Trade experts warn that the BAT could be viewed as a discriminatory tax or a prohibited export subsidy not compatible with the United States’ World Trade Organization (“WTO”) commitments. A successful challenge at the WTO by U.S. trading partners likely would take several years to resolve, but could result in punitive tariffs on U.S. exports and leave U.S. businesses in limbo, calibrating risks while awaiting clarity. Although House Republicans acknowledge this possibility, they consider the BAT an indirect tax, like the European VAT, which would not run afoul of WTO rules.
Economists are split on the impact of the BAT. For example, some say that the value of the dollar will increase as a result, reducing the effective cost of imports over the longer term. Others are more concerned about the effective short-term increase in the cost of imports.
House Republican Response
House Republicans are frustrated that hard lines are being drawn even before they release a formal plan. They are aware of the concerns about the BAT and are working to design a response that would mitigate those concerns, including possible transition rules for raw materials and certain commodities, while keeping the overarching policy in place. They want stakeholders to run the numbers in the context of the overall Blueprint, including lower rates, full expensing, a territorial international system, and repatriation, to see how they come out in the big picture. Then they want to hear from stakeholders so they can understand their business flows and practices.
One thing seems certain — House Republicans plan to stick with the BAT. Speaker Ryan and Ways and Means Committee Chairman Brady continually reiterate their support for the BAT in the face of criticism. With estimates that the BAT could raise as much at $1.3 trillion and pay for almost one-third of tax reform — and stem the tide of businesses leaving the United States — it seems far more likely that House Republicans will tinker with it rather than abandon it altogether.
What Will You Tell the C-Suite?
Don’t be caught napping. Time is short. Work on the BAT has been underway for months, and Chairman Brady plans to have his tax reform plan ready when then-President Trump and Speaker Ryan say it’s time. You need to be ready, as well. Know whether the BAT affects you. Run the numbers to see how it affects your business. And have a plan to respond.
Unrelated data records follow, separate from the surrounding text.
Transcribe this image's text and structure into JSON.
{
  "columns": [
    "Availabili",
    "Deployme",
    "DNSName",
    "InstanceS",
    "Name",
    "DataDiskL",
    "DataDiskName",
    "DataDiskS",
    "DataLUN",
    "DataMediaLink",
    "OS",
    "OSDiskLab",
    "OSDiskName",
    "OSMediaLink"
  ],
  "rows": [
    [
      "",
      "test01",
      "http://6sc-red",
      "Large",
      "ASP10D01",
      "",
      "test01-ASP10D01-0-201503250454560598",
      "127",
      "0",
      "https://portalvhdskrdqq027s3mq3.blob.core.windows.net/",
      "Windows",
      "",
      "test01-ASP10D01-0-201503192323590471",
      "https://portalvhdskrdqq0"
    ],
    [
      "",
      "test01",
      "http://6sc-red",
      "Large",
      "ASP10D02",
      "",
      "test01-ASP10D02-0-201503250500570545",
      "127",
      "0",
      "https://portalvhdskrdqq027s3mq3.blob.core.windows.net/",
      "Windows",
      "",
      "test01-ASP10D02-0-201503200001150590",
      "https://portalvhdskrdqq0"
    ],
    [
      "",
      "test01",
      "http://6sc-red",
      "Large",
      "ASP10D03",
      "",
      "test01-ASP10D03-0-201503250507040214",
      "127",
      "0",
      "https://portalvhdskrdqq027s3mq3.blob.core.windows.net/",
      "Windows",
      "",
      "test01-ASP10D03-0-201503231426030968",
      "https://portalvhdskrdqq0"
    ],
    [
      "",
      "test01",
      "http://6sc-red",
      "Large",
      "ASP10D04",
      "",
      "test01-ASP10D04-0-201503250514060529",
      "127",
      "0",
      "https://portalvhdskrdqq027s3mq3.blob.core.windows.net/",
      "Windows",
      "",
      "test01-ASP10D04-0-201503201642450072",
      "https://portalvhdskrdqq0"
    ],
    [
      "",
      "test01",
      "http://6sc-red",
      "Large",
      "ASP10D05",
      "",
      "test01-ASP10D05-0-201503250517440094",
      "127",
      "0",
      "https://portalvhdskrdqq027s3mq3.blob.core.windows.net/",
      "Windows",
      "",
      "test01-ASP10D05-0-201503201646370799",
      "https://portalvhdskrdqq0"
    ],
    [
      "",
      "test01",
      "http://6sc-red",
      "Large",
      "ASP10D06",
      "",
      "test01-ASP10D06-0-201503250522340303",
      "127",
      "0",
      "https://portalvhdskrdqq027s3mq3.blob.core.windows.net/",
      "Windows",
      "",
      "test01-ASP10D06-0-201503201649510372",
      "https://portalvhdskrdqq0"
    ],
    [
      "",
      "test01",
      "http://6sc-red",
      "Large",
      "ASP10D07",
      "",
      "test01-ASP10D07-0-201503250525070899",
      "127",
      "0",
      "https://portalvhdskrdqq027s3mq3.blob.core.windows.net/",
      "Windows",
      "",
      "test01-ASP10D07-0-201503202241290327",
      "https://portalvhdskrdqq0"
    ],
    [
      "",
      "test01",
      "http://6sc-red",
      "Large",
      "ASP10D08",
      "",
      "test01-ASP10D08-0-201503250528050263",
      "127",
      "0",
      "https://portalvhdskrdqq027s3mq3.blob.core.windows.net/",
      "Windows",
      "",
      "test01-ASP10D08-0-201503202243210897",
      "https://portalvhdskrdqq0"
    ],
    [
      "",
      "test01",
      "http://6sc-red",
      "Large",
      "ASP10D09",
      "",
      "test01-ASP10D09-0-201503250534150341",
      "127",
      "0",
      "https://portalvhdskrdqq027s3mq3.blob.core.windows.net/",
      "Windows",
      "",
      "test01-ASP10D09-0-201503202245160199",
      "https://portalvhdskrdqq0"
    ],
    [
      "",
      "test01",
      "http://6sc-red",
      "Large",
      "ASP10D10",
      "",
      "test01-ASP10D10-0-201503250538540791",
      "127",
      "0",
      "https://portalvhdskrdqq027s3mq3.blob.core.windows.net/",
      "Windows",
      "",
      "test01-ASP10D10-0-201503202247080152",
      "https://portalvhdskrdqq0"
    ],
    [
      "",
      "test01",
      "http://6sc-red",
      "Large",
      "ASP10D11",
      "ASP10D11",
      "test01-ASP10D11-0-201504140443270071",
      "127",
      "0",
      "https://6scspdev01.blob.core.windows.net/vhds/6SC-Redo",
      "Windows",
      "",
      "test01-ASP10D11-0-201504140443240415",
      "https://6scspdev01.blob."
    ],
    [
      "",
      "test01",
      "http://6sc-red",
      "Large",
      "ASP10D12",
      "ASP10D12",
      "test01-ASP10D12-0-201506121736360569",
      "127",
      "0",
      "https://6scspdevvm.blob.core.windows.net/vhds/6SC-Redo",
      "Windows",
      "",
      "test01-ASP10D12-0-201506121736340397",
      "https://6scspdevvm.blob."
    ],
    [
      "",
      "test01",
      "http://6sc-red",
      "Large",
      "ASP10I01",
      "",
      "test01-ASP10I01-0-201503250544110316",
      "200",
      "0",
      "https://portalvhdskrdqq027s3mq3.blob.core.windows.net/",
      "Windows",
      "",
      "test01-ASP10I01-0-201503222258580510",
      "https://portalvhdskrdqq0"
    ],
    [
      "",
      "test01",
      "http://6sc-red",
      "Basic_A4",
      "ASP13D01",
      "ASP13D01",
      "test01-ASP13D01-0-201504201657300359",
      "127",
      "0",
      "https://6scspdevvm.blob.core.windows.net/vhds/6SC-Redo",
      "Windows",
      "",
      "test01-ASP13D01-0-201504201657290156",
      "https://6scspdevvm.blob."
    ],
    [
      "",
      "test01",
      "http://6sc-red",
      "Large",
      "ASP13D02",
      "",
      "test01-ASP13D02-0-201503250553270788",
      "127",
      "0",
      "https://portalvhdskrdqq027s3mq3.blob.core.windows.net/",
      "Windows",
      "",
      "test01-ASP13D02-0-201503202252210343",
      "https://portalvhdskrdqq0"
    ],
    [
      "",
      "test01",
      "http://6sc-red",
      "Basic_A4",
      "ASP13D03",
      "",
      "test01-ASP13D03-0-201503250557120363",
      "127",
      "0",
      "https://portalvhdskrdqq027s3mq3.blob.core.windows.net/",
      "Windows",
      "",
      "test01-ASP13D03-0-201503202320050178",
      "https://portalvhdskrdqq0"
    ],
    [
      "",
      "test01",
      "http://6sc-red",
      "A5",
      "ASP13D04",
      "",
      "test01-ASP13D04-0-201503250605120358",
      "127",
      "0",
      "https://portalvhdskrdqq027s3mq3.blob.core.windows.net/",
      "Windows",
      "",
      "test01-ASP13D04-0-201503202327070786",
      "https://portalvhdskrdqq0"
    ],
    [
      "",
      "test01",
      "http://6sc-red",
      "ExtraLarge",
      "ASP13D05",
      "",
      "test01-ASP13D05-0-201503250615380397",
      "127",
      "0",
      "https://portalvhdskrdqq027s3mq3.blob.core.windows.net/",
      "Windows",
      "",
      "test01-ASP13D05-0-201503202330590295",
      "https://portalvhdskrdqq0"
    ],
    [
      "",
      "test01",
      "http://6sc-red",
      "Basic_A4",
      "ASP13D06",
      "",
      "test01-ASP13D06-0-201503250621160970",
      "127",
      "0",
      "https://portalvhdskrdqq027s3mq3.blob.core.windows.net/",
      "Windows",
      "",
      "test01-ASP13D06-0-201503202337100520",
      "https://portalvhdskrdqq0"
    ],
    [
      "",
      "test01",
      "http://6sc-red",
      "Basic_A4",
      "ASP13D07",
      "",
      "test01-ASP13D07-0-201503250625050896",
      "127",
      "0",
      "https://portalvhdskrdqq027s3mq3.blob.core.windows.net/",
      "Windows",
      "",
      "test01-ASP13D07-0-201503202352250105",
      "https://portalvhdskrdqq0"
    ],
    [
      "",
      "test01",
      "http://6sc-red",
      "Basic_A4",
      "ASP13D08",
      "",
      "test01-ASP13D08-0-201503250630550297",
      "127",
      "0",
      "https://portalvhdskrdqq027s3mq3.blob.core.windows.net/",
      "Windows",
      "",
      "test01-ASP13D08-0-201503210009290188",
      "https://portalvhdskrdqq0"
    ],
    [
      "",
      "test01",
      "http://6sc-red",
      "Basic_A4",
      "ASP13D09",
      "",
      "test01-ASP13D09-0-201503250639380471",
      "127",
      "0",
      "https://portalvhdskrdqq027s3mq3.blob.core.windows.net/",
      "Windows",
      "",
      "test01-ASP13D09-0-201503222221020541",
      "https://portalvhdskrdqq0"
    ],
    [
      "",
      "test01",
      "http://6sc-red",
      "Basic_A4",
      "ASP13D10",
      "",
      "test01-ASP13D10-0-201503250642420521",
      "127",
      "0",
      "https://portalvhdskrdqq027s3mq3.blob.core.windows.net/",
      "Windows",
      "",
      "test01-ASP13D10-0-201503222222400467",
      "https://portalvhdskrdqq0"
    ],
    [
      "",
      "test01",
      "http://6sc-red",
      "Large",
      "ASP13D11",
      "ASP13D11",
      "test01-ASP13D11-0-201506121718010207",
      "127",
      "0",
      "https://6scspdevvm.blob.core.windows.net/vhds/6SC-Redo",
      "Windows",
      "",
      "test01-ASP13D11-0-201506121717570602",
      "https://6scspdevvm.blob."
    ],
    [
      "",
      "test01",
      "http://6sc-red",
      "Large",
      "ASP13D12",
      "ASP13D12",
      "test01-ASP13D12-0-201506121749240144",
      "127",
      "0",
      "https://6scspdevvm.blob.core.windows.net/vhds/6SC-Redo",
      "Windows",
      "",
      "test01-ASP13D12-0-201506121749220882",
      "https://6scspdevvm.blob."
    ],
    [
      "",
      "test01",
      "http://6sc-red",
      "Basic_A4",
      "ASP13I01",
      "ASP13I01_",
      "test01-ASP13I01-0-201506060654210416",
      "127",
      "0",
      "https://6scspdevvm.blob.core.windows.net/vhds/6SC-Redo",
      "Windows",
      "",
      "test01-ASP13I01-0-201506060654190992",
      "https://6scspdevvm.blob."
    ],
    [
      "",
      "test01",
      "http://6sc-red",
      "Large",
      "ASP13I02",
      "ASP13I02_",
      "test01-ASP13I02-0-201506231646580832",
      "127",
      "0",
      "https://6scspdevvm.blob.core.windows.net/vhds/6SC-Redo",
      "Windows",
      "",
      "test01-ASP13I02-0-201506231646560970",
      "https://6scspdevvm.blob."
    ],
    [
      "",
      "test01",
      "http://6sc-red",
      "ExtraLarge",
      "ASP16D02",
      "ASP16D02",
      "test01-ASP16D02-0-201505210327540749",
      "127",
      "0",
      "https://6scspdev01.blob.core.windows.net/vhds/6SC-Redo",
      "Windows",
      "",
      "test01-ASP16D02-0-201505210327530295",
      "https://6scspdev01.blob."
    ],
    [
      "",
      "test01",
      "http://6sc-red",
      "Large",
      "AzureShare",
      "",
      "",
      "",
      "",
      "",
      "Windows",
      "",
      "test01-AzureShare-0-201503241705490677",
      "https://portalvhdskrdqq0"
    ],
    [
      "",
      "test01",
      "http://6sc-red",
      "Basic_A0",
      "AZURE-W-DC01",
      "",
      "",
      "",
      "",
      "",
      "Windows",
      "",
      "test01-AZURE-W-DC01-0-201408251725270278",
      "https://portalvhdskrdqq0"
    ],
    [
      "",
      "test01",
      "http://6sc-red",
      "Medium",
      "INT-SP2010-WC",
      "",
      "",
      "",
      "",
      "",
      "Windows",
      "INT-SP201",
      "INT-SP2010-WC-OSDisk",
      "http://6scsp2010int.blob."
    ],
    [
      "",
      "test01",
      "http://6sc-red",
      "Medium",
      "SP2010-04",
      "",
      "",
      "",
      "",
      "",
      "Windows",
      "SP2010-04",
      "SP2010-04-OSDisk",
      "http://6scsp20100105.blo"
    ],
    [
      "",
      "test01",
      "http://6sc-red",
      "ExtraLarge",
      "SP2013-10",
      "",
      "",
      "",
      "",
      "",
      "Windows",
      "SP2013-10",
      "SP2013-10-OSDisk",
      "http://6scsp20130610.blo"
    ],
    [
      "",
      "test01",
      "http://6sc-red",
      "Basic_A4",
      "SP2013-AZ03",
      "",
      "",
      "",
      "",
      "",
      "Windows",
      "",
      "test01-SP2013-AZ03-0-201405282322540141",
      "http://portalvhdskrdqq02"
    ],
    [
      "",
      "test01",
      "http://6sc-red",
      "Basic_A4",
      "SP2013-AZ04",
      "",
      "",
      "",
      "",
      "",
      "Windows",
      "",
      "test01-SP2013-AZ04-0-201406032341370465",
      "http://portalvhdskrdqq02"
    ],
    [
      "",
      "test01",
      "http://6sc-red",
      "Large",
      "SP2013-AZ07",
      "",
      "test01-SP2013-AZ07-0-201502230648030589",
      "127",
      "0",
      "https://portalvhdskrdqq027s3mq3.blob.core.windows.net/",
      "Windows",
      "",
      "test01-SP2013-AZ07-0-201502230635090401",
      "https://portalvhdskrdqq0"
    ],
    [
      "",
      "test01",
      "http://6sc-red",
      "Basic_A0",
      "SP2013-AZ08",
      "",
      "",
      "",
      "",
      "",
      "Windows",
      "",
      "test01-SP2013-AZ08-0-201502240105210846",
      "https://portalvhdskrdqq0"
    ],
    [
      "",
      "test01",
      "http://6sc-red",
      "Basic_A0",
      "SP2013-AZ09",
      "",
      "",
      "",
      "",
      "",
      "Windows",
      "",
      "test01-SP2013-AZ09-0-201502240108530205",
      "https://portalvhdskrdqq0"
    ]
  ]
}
This is a time when you may not be able to rely on your trade association, since many will have members on both sides of the issue and will not be able to take a position. How will you explain to the C Suite what you are doing to protect the interests of your company?